Fostering a learning environment to build capability

Creating ways to sustainably build capability is another key component of Whānau Resilience.

The design phase fostered an environment where everyone had the time to share and participate in learning opportunities to build localised regional capability.

During this transition to delivery phase, a Transition Team has been established to support providers. The roles within this team are two National Change Leads (NCL) and Regional Transitional Leads (RTL).

The NCLs are focused on responsiveness of the Crown to Māori and Pacific Whānau Resilience providers, and in particular supporting Māori and Pasifika workforce capability by:
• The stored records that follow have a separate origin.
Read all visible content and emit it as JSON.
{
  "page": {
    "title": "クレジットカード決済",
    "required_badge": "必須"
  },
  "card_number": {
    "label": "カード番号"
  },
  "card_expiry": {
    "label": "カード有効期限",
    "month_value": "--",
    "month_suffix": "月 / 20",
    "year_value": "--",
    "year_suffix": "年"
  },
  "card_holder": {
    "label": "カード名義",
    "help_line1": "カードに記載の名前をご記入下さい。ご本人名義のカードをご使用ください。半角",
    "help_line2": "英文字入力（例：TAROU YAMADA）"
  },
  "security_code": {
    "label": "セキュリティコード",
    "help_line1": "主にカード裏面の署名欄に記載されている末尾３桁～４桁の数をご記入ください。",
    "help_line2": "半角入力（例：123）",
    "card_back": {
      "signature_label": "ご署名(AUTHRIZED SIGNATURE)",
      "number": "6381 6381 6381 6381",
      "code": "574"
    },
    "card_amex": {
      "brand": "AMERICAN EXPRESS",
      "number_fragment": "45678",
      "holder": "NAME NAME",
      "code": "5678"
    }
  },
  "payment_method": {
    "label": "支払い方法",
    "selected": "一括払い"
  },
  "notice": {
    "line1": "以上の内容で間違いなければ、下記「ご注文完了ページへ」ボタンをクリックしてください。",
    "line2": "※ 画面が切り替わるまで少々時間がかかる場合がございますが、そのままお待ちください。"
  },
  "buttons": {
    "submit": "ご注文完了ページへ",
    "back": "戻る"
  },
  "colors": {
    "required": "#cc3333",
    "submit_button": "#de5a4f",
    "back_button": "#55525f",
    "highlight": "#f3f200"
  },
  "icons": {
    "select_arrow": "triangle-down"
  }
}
  • visiting Māori providers across the country to understand how Whānau Reslience can strengthen its approach
  • walking alongside Pacific providers to build their workforce capability, identify training needs and connect providers to sustain whanaungatanga/va fa’afeiloa’I and continual learning.

The RTLs are responsible for the end-to-end management of the Transition Phase for their region. This involves supporting providers to implement and embed new services, based on their service concepts.

This differs from the usual approach of bringing in design companies to lead the design where they ‘parachute in and airlift out’. By building the capability within the regions we are investing in, this gives local people the ability to develop and lead local solutions.

MSD is continuously learning from this process and being reflective about what has or hasn’t worked will give us a roadmap for future ways of working differently.

Longer-term five year contracts with FTE-based funding

Whānau Resilience has longer-term contracts broken into two phases – around 12 months for regional design of services and then a further 4 years for delivery.

This allowed time for providers to work together across their region to determine the needs of their communities and what is already available, test ideas and deliver a clear service concept now ready for implementation.

The funding is also FTE-based, rather than funding by client volumes, which helps to make funding more equal and transparent for providers.

A new Reporting Framework

To fulfil the aspirations of Whānau Resilience, a new national reporting system will be designed in partnership with Whānau Resilience providers. The reporting framework will be underpinned by whānau outcomes and provide the platform for a feedback loop where we will share the insights from the reporting to providers. We will work with providers to design a reporting framework that is established on the principles of practice-based evidence, that creates opportunities for learning and development, and that creates value for MSD and providers alike.

Strategic links

Whānau Resilience came about as part of MSD’s new Family Violence Funding Approach, and is being supported by additional funding of $15.4 million as part of Budget 2018.

The Whānau Resilience approach reflects MSD’s strategic intent of Kotahitanga – partnering for greater impact – by acknowledging that communities and providers have invaluable knowledge and experience that should inform the design of services delivered in their communities.

The Whānau Resilience initiative and Funding Approach in general is part of, and will remain responsive to, the work of the wider cross-government joint venture to reduce family violence and sexual violence through an integrated response.

Whānau Resilience services are just one element in a wider system response to family violence.

The work of the wider cross-government joint venture includes Te Aorerekura: the National Strategy and Action Plan setting out a new collective path for government, tangata whenua, specialist sectors, and communities to eliminate family violence and sexual violence. There are key shifts set-out in Te Aorerekura which align with the aims of Whānau Resilience.

Whānau Resilience services are just one element in a wider system response to family violence.

Whanau Resilience Services

Updates on Whānau Resilience

You can stay in touch with the latest on what’s happening by subscribing to our Family Violence and Sexual Violence Service Provider Update.

Please contact us at if you have any questions.

Key materials for Whanau Resilience providers

A resource hub to get Whanau Resilience providers up and running with their design.

The Beehive building
Print this page.